- _Exercise description_:
Type every record exactly as it appears.

(Component data from apps and pages)
----
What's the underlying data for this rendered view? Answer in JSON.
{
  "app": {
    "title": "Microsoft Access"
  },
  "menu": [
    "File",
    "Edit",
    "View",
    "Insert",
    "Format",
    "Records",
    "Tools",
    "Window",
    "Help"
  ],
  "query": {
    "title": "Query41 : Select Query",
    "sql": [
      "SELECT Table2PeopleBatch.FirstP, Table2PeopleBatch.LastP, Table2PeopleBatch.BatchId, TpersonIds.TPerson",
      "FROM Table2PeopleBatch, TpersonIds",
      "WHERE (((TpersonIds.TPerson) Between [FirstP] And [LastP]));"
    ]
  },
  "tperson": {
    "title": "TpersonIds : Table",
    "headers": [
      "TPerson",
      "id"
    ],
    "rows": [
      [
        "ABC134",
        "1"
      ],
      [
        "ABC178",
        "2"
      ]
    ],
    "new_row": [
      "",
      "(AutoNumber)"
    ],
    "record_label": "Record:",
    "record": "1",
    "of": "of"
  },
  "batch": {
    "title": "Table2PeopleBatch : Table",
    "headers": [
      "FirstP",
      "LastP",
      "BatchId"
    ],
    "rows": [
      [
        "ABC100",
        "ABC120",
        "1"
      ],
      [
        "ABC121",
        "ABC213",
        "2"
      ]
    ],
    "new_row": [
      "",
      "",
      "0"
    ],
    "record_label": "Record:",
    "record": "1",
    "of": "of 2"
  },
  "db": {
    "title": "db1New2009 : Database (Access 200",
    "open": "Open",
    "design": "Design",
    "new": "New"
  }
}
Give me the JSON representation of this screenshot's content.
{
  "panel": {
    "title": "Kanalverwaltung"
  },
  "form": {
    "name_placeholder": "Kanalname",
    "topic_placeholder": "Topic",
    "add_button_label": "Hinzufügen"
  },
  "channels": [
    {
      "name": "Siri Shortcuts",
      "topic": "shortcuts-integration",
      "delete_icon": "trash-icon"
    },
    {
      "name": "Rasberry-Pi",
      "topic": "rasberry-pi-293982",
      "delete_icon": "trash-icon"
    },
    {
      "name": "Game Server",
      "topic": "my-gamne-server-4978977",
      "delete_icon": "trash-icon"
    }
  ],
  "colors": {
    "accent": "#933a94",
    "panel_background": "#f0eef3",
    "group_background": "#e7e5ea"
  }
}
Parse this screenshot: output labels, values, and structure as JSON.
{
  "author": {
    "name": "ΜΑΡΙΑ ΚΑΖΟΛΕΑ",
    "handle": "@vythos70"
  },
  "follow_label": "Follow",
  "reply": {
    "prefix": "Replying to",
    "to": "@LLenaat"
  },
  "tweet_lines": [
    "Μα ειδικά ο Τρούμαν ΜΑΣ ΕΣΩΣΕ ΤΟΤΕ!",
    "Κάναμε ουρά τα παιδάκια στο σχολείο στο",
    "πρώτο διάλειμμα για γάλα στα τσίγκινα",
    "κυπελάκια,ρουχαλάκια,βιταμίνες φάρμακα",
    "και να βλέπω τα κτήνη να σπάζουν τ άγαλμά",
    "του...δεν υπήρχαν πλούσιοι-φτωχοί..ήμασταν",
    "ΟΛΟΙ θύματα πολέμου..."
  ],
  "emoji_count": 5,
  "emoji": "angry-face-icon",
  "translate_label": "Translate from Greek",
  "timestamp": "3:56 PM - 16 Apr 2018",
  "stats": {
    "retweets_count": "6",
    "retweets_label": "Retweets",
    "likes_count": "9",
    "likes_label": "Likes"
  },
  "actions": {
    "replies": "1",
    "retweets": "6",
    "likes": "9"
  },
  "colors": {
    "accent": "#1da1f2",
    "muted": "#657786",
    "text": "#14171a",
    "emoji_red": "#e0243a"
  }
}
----
- _Answer for this exercise_:
What's the underlying data for this rendered view? Answer in JSON.
{
  "app": {
    "title": "Microsoft Access"
  },
  "menu": [
    "File",
    "Edit",
    "View",
    "Insert",
    "Format",
    "Records",
    "Tools",
    "Window",
    "Help"
  ],
  "query": {
    "title": "Query41 : Select Query",
    "sql": [
      "SELECT Table2PeopleBatch.FirstP, Table2PeopleBatch.LastP, Table2PeopleBatch.BatchId, TpersonIds.TPerson",
      "FROM Table2PeopleBatch, TpersonIds",
      "WHERE (((TpersonIds.TPerson) Between [FirstP] And [LastP]));"
    ]
  },
  "tperson": {
    "title": "TpersonIds : Table",
    "headers": [
      "TPerson",
      "id"
    ],
    "rows": [
      [
        "ABC134",
        "1"
      ],
      [
        "ABC178",
        "2"
      ]
    ],
    "new_row": [
      "",
      "(AutoNumber)"
    ],
    "record_label": "Record:",
    "record": "1",
    "of": "of"
  },
  "batch": {
    "title": "Table2PeopleBatch : Table",
    "headers": [
      "FirstP",
      "LastP",
      "BatchId"
    ],
    "rows": [
      [
        "ABC100",
        "ABC120",
        "1"
      ],
      [
        "ABC121",
        "ABC213",
        "2"
      ]
    ],
    "new_row": [
      "",
      "",
      "0"
    ],
    "record_label": "Record:",
    "record": "1",
    "of": "of 2"
  },
  "db": {
    "title": "db1New2009 : Database (Access 200",
    "open": "Open",
    "design": "Design",
    "new": "New"
  }
}
Give me the JSON representation of this screenshot's content.
{
  "panel": {
    "title": "Kanalverwaltung"
  },
  "form": {
    "name_placeholder": "Kanalname",
    "topic_placeholder": "Topic",
    "add_button_label": "Hinzufügen"
  },
  "channels": [
    {
      "name": "Siri Shortcuts",
      "topic": "shortcuts-integration",
      "delete_icon": "trash-icon"
    },
    {
      "name": "Rasberry-Pi",
      "topic": "rasberry-pi-293982",
      "delete_icon": "trash-icon"
    },
    {
      "name": "Game Server",
      "topic": "my-gamne-server-4978977",
      "delete_icon": "trash-icon"
    }
  ],
  "colors": {
    "accent": "#933a94",
    "panel_background": "#f0eef3",
    "group_background": "#e7e5ea"
  }
}
Parse this screenshot: output labels, values, and structure as JSON.
{
  "author": {
    "name": "ΜΑΡΙΑ ΚΑΖΟΛΕΑ",
    "handle": "@vythos70"
  },
  "follow_label": "Follow",
  "reply": {
    "prefix": "Replying to",
    "to": "@LLenaat"
  },
  "tweet_lines": [
    "Μα ειδικά ο Τρούμαν ΜΑΣ ΕΣΩΣΕ ΤΟΤΕ!",
    "Κάναμε ουρά τα παιδάκια στο σχολείο στο",
    "πρώτο διάλειμμα για γάλα στα τσίγκινα",
    "κυπελάκια,ρουχαλάκια,βιταμίνες φάρμακα",
    "και να βλέπω τα κτήνη να σπάζουν τ άγαλμά",
    "του...δεν υπήρχαν πλούσιοι-φτωχοί..ήμασταν",
    "ΟΛΟΙ θύματα πολέμου..."
  ],
  "emoji_count": 5,
  "emoji": "angry-face-icon",
  "translate_label": "Translate from Greek",
  "timestamp": "3:56 PM - 16 Apr 2018",
  "stats": {
    "retweets_count": "6",
    "retweets_label": "Retweets",
    "likes_count": "9",
    "likes_label": "Likes"
  },
  "actions": {
    "replies": "1",
    "retweets": "6",
    "likes": "9"
  },
  "colors": {
    "accent": "#1da1f2",
    "muted": "#657786",
    "text": "#14171a",
    "emoji_red": "#e0243a"
  }
}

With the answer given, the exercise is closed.